Data records for software interfaces
==========
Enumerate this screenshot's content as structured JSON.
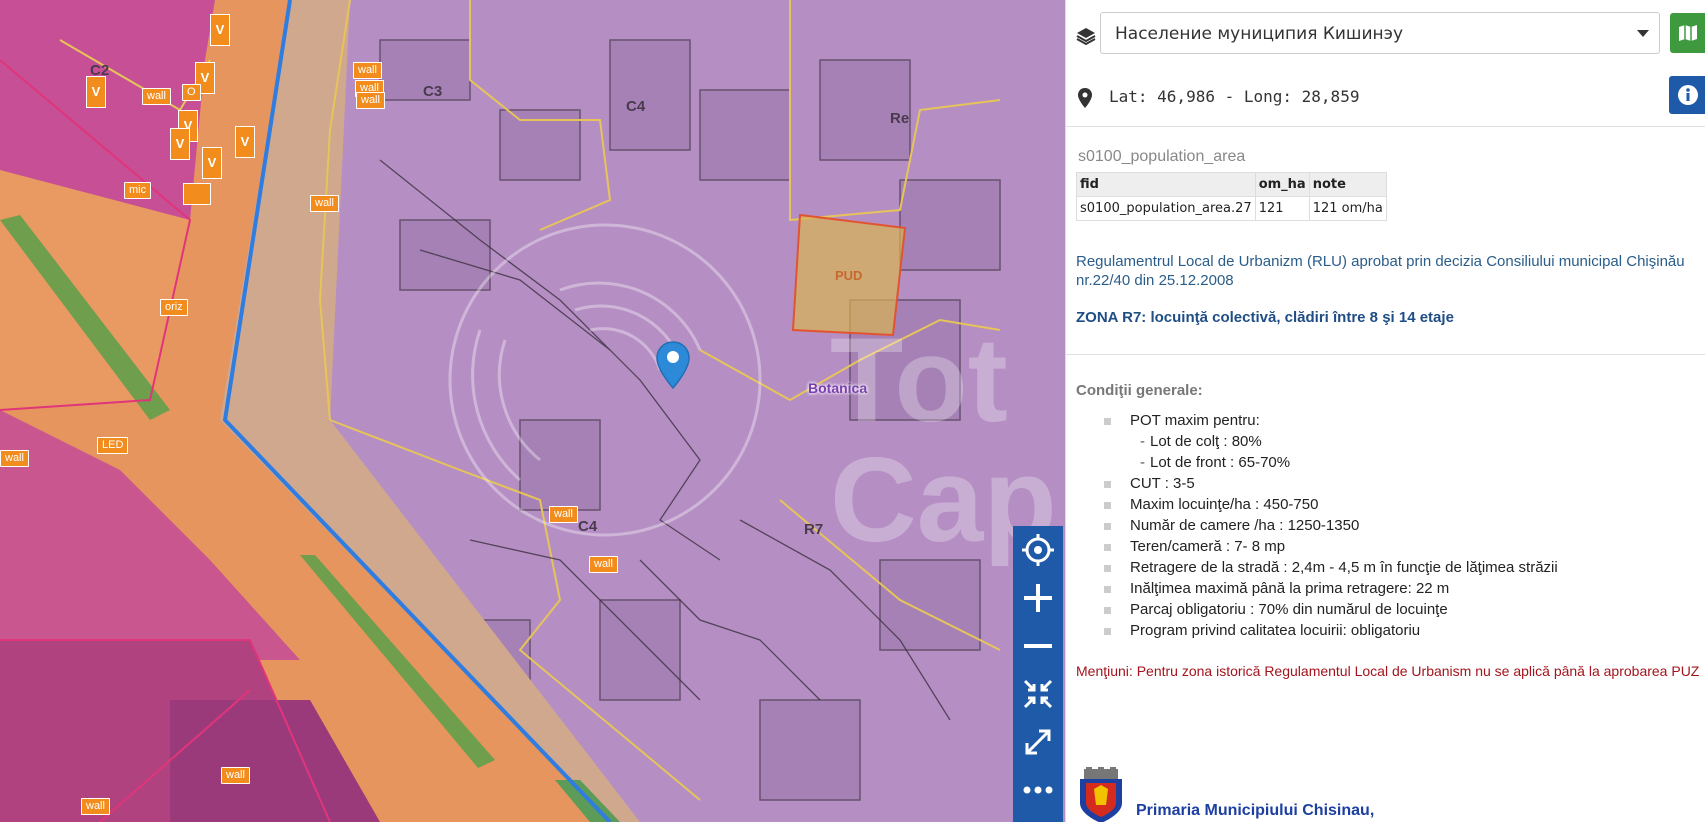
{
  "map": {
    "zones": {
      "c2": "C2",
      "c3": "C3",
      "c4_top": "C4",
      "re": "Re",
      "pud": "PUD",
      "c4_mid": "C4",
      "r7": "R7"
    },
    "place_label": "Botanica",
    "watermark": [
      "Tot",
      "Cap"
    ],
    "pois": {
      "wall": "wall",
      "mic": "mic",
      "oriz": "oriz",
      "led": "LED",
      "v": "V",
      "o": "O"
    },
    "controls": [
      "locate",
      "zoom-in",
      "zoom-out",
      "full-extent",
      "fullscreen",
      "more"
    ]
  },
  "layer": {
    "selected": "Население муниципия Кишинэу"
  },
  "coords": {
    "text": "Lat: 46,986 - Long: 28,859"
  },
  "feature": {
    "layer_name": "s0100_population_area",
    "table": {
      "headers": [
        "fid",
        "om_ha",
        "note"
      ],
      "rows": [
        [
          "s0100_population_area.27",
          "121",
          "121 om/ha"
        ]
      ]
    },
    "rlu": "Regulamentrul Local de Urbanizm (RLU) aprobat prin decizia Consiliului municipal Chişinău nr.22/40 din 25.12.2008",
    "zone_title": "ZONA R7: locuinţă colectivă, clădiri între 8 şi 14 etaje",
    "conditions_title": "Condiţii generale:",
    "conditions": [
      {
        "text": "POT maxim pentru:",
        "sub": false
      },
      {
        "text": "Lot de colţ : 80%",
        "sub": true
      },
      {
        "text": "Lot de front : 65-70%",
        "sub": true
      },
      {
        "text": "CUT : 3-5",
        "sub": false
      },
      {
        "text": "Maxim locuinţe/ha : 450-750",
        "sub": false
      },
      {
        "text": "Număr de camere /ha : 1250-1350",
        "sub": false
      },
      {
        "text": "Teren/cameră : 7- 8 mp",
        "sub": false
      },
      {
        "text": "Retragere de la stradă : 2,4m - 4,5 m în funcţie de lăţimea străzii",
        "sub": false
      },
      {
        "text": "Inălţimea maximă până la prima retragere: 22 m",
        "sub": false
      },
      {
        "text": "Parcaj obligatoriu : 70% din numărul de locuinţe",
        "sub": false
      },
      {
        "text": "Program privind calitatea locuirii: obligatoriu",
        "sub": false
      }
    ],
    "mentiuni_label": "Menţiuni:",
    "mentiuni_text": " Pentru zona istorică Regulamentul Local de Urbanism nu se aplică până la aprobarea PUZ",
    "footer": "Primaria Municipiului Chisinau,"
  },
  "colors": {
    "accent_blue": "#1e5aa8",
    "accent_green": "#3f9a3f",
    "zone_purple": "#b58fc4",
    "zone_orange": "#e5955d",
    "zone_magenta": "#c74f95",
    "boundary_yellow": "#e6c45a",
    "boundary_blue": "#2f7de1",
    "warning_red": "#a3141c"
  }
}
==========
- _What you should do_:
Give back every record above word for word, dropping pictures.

- _Answer area_:
Enumerate this screenshot's content as structured JSON.
{
  "map": {
    "zones": {
      "c2": "C2",
      "c3": "C3",
      "c4_top": "C4",
      "re": "Re",
      "pud": "PUD",
      "c4_mid": "C4",
      "r7": "R7"
    },
    "place_label": "Botanica",
    "watermark": [
      "Tot",
      "Cap"
    ],
    "pois": {
      "wall": "wall",
      "mic": "mic",
      "oriz": "oriz",
      "led": "LED",
      "v": "V",
      "o": "O"
    },
    "controls": [
      "locate",
      "zoom-in",
      "zoom-out",
      "full-extent",
      "fullscreen",
      "more"
    ]
  },
  "layer": {
    "selected": "Население муниципия Кишинэу"
  },
  "coords": {
    "text": "Lat: 46,986 - Long: 28,859"
  },
  "feature": {
    "layer_name": "s0100_population_area",
    "table": {
      "headers": [
        "fid",
        "om_ha",
        "note"
      ],
      "rows": [
        [
          "s0100_population_area.27",
          "121",
          "121 om/ha"
        ]
      ]
    },
    "rlu": "Regulamentrul Local de Urbanizm (RLU) aprobat prin decizia Consiliului municipal Chişinău nr.22/40 din 25.12.2008",
    "zone_title": "ZONA R7: locuinţă colectivă, clădiri între 8 şi 14 etaje",
    "conditions_title": "Condiţii generale:",
    "conditions": [
      {
        "text": "POT maxim pentru:",
        "sub": false
      },
      {
        "text": "Lot de colţ : 80%",
        "sub": true
      },
      {
        "text": "Lot de front : 65-70%",
        "sub": true
      },
      {
        "text": "CUT : 3-5",
        "sub": false
      },
      {
        "text": "Maxim locuinţe/ha : 450-750",
        "sub": false
      },
      {
        "text": "Număr de camere /ha : 1250-1350",
        "sub": false
      },
      {
        "text": "Teren/cameră : 7- 8 mp",
        "sub": false
      },
      {
        "text": "Retragere de la stradă : 2,4m - 4,5 m în funcţie de lăţimea străzii",
        "sub": false
      },
      {
        "text": "Inălţimea maximă până la prima retragere: 22 m",
        "sub": false
      },
      {
        "text": "Parcaj obligatoriu : 70% din numărul de locuinţe",
        "sub": false
      },
      {
        "text": "Program privind calitatea locuirii: obligatoriu",
        "sub": false
      }
    ],
    "mentiuni_label": "Menţiuni:",
    "mentiuni_text": " Pentru zona istorică Regulamentul Local de Urbanism nu se aplică până la aprobarea PUZ",
    "footer": "Primaria Municipiului Chisinau,"
  },
  "colors": {
    "accent_blue": "#1e5aa8",
    "accent_green": "#3f9a3f",
    "zone_purple": "#b58fc4",
    "zone_orange": "#e5955d",
    "zone_magenta": "#c74f95",
    "boundary_yellow": "#e6c45a",
    "boundary_blue": "#2f7de1",
    "warning_red": "#a3141c"
  }
}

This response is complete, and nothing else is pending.